University of Minnesota president Eric Kaler retreated Friday from comments he made right after athletic director Norwood Teague's surprise resignation over sexual harassment allegations late last week, when he suggested it all happened because Teague had been served too much alcohol.

"I regret that very poor choice of words because I cannot state strongly enough that Teague is entirely responsible for his behavior, and alcohol use is no excuse," Kaler said in a statement. "Sexual harassment will not be tolerated at the University of Minnesota, and his resignation was the appropriate result of his actions."

Teague was accused of groping two high-level administrators, Erin Dady and Ann Aronson, during a senior leadership retreat July 15. Teague read an apology the day of his resignation in which he blamed alcohol for his behavior at the event and vowed to seek treatment. In a joint statement Thursday, Dady and Aronson called sexual harassment "a predatory act" and said having too much to drink does not excuse it.

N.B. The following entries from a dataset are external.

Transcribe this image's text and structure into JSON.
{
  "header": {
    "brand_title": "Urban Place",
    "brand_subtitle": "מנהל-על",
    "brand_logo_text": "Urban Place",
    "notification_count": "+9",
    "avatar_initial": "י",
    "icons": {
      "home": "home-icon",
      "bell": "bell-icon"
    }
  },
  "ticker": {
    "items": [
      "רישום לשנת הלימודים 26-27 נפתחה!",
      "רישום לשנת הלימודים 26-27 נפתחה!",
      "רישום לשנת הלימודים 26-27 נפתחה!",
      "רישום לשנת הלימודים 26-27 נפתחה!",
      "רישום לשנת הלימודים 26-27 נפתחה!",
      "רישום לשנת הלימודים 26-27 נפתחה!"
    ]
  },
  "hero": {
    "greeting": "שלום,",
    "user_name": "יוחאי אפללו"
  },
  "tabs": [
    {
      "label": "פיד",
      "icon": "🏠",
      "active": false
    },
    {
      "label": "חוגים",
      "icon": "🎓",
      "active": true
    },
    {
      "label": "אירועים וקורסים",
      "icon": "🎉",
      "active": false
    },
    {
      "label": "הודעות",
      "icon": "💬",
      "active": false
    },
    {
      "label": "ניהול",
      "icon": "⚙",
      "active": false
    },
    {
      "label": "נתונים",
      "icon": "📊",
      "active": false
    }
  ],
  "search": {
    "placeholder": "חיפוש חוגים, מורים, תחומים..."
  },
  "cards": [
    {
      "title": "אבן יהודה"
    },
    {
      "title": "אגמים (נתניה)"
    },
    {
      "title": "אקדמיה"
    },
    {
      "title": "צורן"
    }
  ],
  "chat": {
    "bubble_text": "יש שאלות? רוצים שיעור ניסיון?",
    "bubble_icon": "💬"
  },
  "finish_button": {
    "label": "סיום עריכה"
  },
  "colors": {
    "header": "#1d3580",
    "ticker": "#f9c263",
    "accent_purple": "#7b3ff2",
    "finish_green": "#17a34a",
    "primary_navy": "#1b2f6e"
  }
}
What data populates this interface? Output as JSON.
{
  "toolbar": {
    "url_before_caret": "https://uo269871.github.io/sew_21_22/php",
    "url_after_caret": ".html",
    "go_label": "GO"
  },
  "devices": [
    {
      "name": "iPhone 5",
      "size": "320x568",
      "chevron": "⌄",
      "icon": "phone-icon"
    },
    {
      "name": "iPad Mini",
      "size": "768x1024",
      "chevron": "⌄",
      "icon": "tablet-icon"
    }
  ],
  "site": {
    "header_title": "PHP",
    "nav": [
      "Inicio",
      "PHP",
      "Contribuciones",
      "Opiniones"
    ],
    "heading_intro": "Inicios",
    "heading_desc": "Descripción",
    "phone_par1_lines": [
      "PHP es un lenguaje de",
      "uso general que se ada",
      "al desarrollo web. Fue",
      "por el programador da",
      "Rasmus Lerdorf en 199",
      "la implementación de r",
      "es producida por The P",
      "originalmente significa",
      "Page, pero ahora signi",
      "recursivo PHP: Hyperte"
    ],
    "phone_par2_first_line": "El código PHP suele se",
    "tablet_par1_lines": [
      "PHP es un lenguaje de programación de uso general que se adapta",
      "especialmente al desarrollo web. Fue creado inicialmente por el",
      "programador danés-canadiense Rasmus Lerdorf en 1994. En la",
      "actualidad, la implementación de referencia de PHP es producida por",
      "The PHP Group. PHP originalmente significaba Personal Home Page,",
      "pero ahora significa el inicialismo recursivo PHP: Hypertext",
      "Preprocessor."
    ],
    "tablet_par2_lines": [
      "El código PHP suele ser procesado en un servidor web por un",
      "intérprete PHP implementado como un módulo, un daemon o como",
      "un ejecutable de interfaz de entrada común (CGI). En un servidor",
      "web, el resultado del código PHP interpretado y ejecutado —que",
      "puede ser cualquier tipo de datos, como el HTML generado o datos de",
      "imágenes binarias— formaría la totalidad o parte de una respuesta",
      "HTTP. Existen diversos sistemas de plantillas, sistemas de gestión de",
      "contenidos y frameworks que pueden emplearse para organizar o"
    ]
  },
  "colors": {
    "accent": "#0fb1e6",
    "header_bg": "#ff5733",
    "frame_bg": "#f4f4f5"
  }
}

After Teague resigned, a third woman, Star Tribune basketball reporter Amelia Rayno, published her own account Monday accusing Teague of sexually harassing her in 2013.

In his statement Friday, Kaler also backed away from his suggestion that the university might temporarily hire Teague back as a consultant to ease the transition to a new athletic director. That would have cost the school $285 an hour. Kaler had said Teague might still have important background knowledge on the university's push for $190 million in private donations to build a new athletes village.

"We knew that the odds were slim that we would need to contact him for any information and, since that time, we have assessed our needs further and have determined that we do not have any need to seek any information from Norwood," he said. "I'm confident that, under interim athletic director Beth Goetz and her team, we can carry forward without any input from Teague."

Kaler issued the statement mainly to announce that the university had hired an outside lawyer to investigate the circumstances surrounding Teague's resignation, making good on a commitment the school made Tuesday. The review will be led by Karen Schanfield of the Fredrikson and Byron law firm. She'll be joined by another attorney from the firm, former federal prosecutor Joe Dixon, who won the conviction that sent Minnesota Ponzi schemer Tom Petters to prison.

Kaler said Schanfield and Dixon will provide a public, written report to the university's Board of Regents. Topics the review will address include whether the university knew or should have known about allegations of sexual harassment by Teague but failed to address them, and whether Teague's background was properly vetted during his hiring process in 2012.

The president also said the university will conduct a full internal audit of the intercollegiate athletics department, with the initial focus on the information most pertinent to the Teague case. He said he discussed the need for the audit with Legislative Auditor James Nobles, who he said had expressed full confidence in the independence and ability of the university's vice president of internal audits.